Of those patients presenting with diverticular disease, 2.5% are reported to occur in the population younger than age 40.1, 2 In this age group, diverticulitis is initially misdiagnosed in up to 70% of cases.3 The disease may act with greater virulence in the young and is associated with a higher incidence of morbidity and mortality.4,5,6,7,8 Those under fifty years of age are also more likely to fail conservative management. 9

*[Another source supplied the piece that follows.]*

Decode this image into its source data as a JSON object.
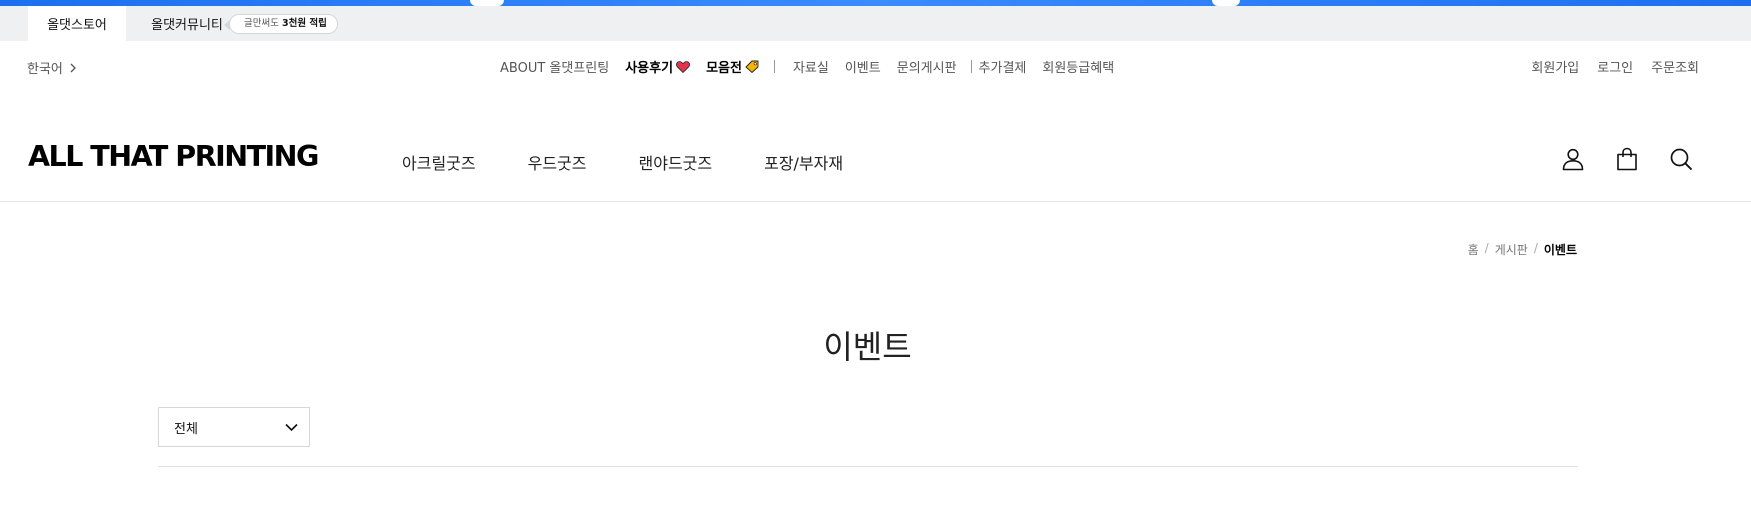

Epidemiologists have long considered diets low in fiber as a possible etiologic factor in the development of diverticular disease. 10,11 In patients younger than forty, obesity and gender may also be contributing factors with men more frequently afflicted than women (2:1).12,13 The role of ethnicity has been debated. However, in the southwestern United States, obese Hispanic males represent the majority of those treated for diverticulitis under the age of forty. The incidence of this disease in the Native American population has yet to be characterized and may deserve further investigation.